*Your task*
Go through the entries below and copy each line containing the word "text".
*** Study material ***
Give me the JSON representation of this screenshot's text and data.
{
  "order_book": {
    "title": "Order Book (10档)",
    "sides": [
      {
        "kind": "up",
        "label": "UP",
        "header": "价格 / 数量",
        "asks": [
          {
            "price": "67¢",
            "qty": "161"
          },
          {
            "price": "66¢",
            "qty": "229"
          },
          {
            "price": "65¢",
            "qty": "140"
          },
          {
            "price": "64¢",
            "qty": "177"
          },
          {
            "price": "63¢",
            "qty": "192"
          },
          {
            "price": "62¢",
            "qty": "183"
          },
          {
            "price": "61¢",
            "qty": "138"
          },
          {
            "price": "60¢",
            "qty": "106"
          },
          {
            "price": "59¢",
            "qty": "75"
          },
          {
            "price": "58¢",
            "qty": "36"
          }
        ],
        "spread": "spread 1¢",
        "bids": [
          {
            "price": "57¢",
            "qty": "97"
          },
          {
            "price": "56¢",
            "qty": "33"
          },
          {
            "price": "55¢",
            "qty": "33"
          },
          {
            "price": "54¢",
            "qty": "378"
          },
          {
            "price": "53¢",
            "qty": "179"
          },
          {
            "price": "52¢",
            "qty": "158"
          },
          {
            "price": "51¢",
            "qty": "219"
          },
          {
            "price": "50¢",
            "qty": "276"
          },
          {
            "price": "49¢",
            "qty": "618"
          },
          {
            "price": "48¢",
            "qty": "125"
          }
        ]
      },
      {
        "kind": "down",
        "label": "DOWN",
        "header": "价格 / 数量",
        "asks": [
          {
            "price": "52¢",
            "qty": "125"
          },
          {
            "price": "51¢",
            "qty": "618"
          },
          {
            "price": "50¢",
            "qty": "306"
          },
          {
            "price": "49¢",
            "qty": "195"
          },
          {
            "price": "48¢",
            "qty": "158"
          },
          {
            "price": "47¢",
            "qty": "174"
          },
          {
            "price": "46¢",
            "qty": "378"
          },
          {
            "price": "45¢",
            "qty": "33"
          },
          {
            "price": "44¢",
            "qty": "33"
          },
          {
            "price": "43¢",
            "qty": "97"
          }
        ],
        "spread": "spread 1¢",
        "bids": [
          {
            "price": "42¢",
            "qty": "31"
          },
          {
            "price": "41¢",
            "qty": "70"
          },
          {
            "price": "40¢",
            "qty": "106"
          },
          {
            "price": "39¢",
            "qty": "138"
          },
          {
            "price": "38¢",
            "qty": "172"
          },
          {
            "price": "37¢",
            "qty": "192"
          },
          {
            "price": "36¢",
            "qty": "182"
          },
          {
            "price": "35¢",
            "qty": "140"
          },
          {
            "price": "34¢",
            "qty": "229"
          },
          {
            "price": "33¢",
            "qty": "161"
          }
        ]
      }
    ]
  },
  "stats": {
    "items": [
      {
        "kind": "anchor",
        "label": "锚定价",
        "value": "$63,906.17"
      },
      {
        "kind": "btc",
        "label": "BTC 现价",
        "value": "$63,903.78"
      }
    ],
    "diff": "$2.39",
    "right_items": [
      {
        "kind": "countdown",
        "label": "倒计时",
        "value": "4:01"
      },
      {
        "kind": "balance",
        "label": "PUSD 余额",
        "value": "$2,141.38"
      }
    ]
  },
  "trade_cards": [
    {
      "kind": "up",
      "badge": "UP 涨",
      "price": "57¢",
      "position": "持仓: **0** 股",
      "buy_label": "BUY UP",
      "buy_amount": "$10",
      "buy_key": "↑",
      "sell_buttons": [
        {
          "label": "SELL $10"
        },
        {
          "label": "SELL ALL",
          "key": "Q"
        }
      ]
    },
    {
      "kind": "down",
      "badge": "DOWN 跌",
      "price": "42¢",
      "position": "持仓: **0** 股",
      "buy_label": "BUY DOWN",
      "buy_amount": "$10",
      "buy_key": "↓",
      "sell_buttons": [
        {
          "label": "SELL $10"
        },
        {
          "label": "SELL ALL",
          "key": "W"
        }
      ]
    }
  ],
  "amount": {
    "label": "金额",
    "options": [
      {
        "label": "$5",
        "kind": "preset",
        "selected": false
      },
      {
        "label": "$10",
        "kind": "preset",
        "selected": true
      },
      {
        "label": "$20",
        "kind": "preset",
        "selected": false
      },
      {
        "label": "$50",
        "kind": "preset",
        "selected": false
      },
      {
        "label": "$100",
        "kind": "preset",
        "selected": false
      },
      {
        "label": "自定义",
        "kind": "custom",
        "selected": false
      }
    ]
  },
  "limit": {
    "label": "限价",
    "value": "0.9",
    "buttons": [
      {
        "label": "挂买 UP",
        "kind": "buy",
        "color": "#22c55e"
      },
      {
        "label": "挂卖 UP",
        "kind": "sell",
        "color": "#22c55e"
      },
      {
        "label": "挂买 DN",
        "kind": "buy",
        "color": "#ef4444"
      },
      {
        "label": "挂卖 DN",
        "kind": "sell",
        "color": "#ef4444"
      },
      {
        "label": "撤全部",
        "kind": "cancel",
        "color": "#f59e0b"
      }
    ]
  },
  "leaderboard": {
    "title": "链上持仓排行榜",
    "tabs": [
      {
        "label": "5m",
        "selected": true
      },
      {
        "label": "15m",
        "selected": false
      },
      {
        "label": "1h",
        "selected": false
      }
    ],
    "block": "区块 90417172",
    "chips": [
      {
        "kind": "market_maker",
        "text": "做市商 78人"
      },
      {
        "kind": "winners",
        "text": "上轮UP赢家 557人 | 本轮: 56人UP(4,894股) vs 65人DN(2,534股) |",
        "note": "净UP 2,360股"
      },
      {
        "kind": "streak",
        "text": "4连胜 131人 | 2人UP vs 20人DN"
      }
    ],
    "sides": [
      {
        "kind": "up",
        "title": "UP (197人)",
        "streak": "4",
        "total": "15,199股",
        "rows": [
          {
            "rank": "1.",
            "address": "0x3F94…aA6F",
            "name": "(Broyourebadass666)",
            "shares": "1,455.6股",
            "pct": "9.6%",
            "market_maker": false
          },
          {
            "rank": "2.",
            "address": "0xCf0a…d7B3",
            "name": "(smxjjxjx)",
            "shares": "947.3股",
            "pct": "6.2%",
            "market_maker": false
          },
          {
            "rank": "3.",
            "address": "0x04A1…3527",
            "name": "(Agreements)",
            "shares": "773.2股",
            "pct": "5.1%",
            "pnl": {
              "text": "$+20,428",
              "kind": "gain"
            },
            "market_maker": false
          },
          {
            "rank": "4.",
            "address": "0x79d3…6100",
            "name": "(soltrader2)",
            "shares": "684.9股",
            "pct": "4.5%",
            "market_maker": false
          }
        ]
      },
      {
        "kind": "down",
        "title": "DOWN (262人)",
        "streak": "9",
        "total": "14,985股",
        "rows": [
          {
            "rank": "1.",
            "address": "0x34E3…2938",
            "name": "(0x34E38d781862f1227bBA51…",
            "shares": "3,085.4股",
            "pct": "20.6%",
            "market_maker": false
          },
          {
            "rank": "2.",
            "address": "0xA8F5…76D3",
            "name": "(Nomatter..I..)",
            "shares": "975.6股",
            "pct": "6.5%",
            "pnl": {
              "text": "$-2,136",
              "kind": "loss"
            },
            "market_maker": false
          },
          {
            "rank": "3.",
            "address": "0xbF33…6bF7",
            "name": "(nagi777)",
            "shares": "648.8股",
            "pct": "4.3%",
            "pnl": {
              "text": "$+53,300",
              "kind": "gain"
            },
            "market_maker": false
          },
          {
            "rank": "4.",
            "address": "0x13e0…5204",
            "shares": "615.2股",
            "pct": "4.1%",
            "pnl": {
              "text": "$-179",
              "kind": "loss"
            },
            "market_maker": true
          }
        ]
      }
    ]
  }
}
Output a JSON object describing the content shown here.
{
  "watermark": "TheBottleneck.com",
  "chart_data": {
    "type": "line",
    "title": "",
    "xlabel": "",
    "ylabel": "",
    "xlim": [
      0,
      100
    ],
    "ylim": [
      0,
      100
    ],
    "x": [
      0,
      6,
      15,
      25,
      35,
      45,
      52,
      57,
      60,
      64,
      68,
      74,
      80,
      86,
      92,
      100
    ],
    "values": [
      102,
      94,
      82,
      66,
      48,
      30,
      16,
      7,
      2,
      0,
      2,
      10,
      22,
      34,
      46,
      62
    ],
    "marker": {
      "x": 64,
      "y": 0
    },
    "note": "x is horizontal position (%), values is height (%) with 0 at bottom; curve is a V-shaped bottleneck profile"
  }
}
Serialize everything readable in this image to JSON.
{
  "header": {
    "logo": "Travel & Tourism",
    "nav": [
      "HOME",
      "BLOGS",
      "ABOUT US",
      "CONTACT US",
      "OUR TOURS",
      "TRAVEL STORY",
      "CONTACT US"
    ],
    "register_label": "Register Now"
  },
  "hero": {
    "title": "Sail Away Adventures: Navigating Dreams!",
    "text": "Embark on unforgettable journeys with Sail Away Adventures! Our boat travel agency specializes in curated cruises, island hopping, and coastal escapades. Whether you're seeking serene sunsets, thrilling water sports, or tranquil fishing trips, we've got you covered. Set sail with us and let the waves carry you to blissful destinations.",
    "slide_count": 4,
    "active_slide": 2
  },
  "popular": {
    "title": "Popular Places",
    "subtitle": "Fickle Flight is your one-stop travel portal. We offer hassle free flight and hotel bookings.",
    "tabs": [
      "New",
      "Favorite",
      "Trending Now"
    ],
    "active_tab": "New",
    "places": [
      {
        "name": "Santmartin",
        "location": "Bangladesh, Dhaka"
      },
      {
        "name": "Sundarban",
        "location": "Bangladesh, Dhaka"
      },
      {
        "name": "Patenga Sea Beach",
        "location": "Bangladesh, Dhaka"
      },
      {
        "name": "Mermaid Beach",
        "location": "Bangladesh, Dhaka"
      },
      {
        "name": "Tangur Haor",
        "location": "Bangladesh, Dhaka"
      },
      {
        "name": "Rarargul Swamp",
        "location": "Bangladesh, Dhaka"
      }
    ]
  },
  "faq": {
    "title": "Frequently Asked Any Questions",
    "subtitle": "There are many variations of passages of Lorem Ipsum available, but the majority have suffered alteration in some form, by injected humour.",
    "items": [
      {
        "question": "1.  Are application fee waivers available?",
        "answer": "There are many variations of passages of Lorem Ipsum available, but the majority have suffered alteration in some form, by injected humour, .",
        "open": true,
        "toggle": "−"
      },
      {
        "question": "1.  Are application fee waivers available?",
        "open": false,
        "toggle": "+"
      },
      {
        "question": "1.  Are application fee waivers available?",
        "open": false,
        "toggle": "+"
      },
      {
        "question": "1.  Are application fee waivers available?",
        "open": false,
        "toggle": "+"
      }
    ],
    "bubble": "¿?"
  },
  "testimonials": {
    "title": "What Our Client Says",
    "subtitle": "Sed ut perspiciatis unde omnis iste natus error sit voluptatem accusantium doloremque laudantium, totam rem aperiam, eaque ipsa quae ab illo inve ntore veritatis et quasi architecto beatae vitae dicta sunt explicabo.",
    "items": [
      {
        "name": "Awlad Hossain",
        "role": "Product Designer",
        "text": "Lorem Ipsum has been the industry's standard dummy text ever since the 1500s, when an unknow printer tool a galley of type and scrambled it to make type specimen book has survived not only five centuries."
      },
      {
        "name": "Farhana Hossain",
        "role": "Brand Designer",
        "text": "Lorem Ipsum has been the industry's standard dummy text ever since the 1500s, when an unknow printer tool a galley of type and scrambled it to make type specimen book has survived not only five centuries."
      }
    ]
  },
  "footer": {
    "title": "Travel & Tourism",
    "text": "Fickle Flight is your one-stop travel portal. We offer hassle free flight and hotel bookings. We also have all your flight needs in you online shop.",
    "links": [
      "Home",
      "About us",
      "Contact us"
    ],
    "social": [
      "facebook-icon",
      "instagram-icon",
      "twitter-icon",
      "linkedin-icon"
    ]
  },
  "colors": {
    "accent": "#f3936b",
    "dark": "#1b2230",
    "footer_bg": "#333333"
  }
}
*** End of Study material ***
*Answer box*
Give me the JSON representation of this screenshot's text and data.
        "text": "做市商 78人"
        "text": "上轮UP赢家 557人 | 本轮: 56人UP(4,894股) vs 65人DN(2,534股) |",
        "text": "4连胜 131人 | 2人UP vs 20人DN"
              "text": "$+20,428",
              "text": "$-2,136",
              "text": "$+53,300",
              "text": "$-179",
    "text": "Embark on unforgettable journeys with Sail Away Adventures! Our boat travel agency specializes in curated cruises, island hopping, and coastal escapades. Whether you're seeking serene sunsets, thrilling water sports, or tranquil fishing trips, we've got you covered. Set sail with us and let the waves carry you to blissful destinations.",
        "text": "Lorem Ipsum has been the industry's standard dummy text ever since the 1500s, when an unknow printer tool a galley of type and scrambled it to make type specimen book has survived not only five centuries."
        "text": "Lorem Ipsum has been the industry's standard dummy text ever since the 1500s, when an unknow printer tool a galley of type and scrambled it to make type specimen book has survived not only five centuries."
    "text": "Fickle Flight is your one-stop travel portal. We offer hassle free flight and hotel bookings. We also have all your flight needs in you online shop.",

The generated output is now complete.